__ACTIVITY__:
Copy the records below exactly. Include all of them.

(Web page and app entries)
::::
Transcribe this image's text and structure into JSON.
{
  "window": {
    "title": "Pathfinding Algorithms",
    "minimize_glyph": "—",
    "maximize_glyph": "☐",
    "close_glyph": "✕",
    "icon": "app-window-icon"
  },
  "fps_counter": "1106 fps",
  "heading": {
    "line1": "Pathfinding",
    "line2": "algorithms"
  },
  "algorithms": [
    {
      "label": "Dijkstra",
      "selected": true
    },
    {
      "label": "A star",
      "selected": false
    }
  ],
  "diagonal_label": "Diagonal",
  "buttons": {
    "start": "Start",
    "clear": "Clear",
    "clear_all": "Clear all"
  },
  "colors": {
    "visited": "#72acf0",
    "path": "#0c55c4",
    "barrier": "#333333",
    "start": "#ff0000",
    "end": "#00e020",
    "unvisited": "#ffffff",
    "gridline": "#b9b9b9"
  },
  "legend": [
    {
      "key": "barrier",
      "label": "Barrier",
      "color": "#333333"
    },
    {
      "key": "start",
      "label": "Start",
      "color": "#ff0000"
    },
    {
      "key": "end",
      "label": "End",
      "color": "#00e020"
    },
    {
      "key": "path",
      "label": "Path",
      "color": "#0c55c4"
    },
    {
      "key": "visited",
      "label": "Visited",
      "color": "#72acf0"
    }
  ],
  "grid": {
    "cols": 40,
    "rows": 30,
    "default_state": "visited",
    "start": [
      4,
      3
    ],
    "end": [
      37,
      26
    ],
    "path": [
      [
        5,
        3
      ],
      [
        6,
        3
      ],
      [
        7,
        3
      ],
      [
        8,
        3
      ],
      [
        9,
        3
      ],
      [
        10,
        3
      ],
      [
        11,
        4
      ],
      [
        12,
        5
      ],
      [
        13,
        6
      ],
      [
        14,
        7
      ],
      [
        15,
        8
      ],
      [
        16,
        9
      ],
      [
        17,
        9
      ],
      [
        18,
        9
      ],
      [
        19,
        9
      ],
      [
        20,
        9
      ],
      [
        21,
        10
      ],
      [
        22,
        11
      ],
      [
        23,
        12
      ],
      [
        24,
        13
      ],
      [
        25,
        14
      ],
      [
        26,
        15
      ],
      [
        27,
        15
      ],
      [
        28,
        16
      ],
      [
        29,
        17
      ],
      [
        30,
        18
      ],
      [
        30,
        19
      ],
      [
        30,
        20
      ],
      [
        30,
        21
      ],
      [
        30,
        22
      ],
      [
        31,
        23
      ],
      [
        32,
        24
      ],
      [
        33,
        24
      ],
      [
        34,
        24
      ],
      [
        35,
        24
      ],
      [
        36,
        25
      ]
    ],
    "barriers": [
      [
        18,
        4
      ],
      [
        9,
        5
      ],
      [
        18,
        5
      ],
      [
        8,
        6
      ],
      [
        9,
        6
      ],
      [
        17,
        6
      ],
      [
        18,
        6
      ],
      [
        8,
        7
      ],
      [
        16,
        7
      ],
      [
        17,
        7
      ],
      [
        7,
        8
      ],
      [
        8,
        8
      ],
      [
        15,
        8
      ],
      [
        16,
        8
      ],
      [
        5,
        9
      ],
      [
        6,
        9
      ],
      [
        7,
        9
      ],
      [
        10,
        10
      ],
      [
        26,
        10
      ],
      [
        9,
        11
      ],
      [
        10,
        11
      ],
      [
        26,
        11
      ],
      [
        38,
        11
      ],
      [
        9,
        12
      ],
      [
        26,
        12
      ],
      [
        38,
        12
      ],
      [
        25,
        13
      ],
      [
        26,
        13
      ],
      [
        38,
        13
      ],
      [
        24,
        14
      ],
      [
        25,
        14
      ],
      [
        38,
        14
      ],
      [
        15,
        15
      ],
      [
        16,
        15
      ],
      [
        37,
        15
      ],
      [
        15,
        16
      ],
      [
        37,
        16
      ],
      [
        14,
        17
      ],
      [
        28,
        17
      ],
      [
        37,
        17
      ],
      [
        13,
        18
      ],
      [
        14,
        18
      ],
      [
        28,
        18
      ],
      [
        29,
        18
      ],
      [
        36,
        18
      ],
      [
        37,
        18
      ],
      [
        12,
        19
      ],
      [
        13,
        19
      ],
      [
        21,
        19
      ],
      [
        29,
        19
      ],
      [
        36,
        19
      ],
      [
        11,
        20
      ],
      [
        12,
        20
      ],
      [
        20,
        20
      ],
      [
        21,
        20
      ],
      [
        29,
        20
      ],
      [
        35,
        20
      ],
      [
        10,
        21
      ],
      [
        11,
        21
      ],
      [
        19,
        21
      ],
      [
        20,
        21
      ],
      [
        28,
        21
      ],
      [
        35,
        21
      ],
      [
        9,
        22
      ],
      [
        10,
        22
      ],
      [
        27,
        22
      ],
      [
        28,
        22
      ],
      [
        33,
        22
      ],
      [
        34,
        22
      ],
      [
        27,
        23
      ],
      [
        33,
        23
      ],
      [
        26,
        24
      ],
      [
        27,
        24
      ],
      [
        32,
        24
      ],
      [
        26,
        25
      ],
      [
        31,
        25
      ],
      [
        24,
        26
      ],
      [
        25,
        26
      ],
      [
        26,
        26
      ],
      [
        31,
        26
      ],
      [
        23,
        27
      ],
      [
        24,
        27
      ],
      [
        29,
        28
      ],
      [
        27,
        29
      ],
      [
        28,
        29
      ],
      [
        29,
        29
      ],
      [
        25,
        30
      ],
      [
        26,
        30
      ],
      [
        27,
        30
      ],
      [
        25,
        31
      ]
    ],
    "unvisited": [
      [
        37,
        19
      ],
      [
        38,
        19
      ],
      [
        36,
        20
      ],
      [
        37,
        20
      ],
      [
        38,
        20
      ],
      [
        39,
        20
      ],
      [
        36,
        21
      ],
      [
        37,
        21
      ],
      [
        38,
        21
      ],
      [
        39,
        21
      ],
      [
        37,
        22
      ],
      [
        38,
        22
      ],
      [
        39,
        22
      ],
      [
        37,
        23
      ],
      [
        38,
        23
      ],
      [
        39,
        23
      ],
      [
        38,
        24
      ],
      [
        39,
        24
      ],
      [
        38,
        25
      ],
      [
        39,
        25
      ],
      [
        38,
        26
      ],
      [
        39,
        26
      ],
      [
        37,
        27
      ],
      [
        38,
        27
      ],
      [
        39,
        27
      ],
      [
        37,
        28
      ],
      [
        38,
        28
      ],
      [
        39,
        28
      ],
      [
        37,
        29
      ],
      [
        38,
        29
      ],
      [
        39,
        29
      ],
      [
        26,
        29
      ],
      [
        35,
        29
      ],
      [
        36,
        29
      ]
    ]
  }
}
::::
__TASK ANSWER__:
Transcribe this image's text and structure into JSON.
{
  "window": {
    "title": "Pathfinding Algorithms",
    "minimize_glyph": "—",
    "maximize_glyph": "☐",
    "close_glyph": "✕",
    "icon": "app-window-icon"
  },
  "fps_counter": "1106 fps",
  "heading": {
    "line1": "Pathfinding",
    "line2": "algorithms"
  },
  "algorithms": [
    {
      "label": "Dijkstra",
      "selected": true
    },
    {
      "label": "A star",
      "selected": false
    }
  ],
  "diagonal_label": "Diagonal",
  "buttons": {
    "start": "Start",
    "clear": "Clear",
    "clear_all": "Clear all"
  },
  "colors": {
    "visited": "#72acf0",
    "path": "#0c55c4",
    "barrier": "#333333",
    "start": "#ff0000",
    "end": "#00e020",
    "unvisited": "#ffffff",
    "gridline": "#b9b9b9"
  },
  "legend": [
    {
      "key": "barrier",
      "label": "Barrier",
      "color": "#333333"
    },
    {
      "key": "start",
      "label": "Start",
      "color": "#ff0000"
    },
    {
      "key": "end",
      "label": "End",
      "color": "#00e020"
    },
    {
      "key": "path",
      "label": "Path",
      "color": "#0c55c4"
    },
    {
      "key": "visited",
      "label": "Visited",
      "color": "#72acf0"
    }
  ],
  "grid": {
    "cols": 40,
    "rows": 30,
    "default_state": "visited",
    "start": [
      4,
      3
    ],
    "end": [
      37,
      26
    ],
    "path": [
      [
        5,
        3
      ],
      [
        6,
        3
      ],
      [
        7,
        3
      ],
      [
        8,
        3
      ],
      [
        9,
        3
      ],
      [
        10,
        3
      ],
      [
        11,
        4
      ],
      [
        12,
        5
      ],
      [
        13,
        6
      ],
      [
        14,
        7
      ],
      [
        15,
        8
      ],
      [
        16,
        9
      ],
      [
        17,
        9
      ],
      [
        18,
        9
      ],
      [
        19,
        9
      ],
      [
        20,
        9
      ],
      [
        21,
        10
      ],
      [
        22,
        11
      ],
      [
        23,
        12
      ],
      [
        24,
        13
      ],
      [
        25,
        14
      ],
      [
        26,
        15
      ],
      [
        27,
        15
      ],
      [
        28,
        16
      ],
      [
        29,
        17
      ],
      [
        30,
        18
      ],
      [
        30,
        19
      ],
      [
        30,
        20
      ],
      [
        30,
        21
      ],
      [
        30,
        22
      ],
      [
        31,
        23
      ],
      [
        32,
        24
      ],
      [
        33,
        24
      ],
      [
        34,
        24
      ],
      [
        35,
        24
      ],
      [
        36,
        25
      ]
    ],
    "barriers": [
      [
        18,
        4
      ],
      [
        9,
        5
      ],
      [
        18,
        5
      ],
      [
        8,
        6
      ],
      [
        9,
        6
      ],
      [
        17,
        6
      ],
      [
        18,
        6
      ],
      [
        8,
        7
      ],
      [
        16,
        7
      ],
      [
        17,
        7
      ],
      [
        7,
        8
      ],
      [
        8,
        8
      ],
      [
        15,
        8
      ],
      [
        16,
        8
      ],
      [
        5,
        9
      ],
      [
        6,
        9
      ],
      [
        7,
        9
      ],
      [
        10,
        10
      ],
      [
        26,
        10
      ],
      [
        9,
        11
      ],
      [
        10,
        11
      ],
      [
        26,
        11
      ],
      [
        38,
        11
      ],
      [
        9,
        12
      ],
      [
        26,
        12
      ],
      [
        38,
        12
      ],
      [
        25,
        13
      ],
      [
        26,
        13
      ],
      [
        38,
        13
      ],
      [
        24,
        14
      ],
      [
        25,
        14
      ],
      [
        38,
        14
      ],
      [
        15,
        15
      ],
      [
        16,
        15
      ],
      [
        37,
        15
      ],
      [
        15,
        16
      ],
      [
        37,
        16
      ],
      [
        14,
        17
      ],
      [
        28,
        17
      ],
      [
        37,
        17
      ],
      [
        13,
        18
      ],
      [
        14,
        18
      ],
      [
        28,
        18
      ],
      [
        29,
        18
      ],
      [
        36,
        18
      ],
      [
        37,
        18
      ],
      [
        12,
        19
      ],
      [
        13,
        19
      ],
      [
        21,
        19
      ],
      [
        29,
        19
      ],
      [
        36,
        19
      ],
      [
        11,
        20
      ],
      [
        12,
        20
      ],
      [
        20,
        20
      ],
      [
        21,
        20
      ],
      [
        29,
        20
      ],
      [
        35,
        20
      ],
      [
        10,
        21
      ],
      [
        11,
        21
      ],
      [
        19,
        21
      ],
      [
        20,
        21
      ],
      [
        28,
        21
      ],
      [
        35,
        21
      ],
      [
        9,
        22
      ],
      [
        10,
        22
      ],
      [
        27,
        22
      ],
      [
        28,
        22
      ],
      [
        33,
        22
      ],
      [
        34,
        22
      ],
      [
        27,
        23
      ],
      [
        33,
        23
      ],
      [
        26,
        24
      ],
      [
        27,
        24
      ],
      [
        32,
        24
      ],
      [
        26,
        25
      ],
      [
        31,
        25
      ],
      [
        24,
        26
      ],
      [
        25,
        26
      ],
      [
        26,
        26
      ],
      [
        31,
        26
      ],
      [
        23,
        27
      ],
      [
        24,
        27
      ],
      [
        29,
        28
      ],
      [
        27,
        29
      ],
      [
        28,
        29
      ],
      [
        29,
        29
      ],
      [
        25,
        30
      ],
      [
        26,
        30
      ],
      [
        27,
        30
      ],
      [
        25,
        31
      ]
    ],
    "unvisited": [
      [
        37,
        19
      ],
      [
        38,
        19
      ],
      [
        36,
        20
      ],
      [
        37,
        20
      ],
      [
        38,
        20
      ],
      [
        39,
        20
      ],
      [
        36,
        21
      ],
      [
        37,
        21
      ],
      [
        38,
        21
      ],
      [
        39,
        21
      ],
      [
        37,
        22
      ],
      [
        38,
        22
      ],
      [
        39,
        22
      ],
      [
        37,
        23
      ],
      [
        38,
        23
      ],
      [
        39,
        23
      ],
      [
        38,
        24
      ],
      [
        39,
        24
      ],
      [
        38,
        25
      ],
      [
        39,
        25
      ],
      [
        38,
        26
      ],
      [
        39,
        26
      ],
      [
        37,
        27
      ],
      [
        38,
        27
      ],
      [
        39,
        27
      ],
      [
        37,
        28
      ],
      [
        38,
        28
      ],
      [
        39,
        28
      ],
      [
        37,
        29
      ],
      [
        38,
        29
      ],
      [
        39,
        29
      ],
      [
        26,
        29
      ],
      [
        35,
        29
      ],
      [
        36,
        29
      ]
    ]
  }
}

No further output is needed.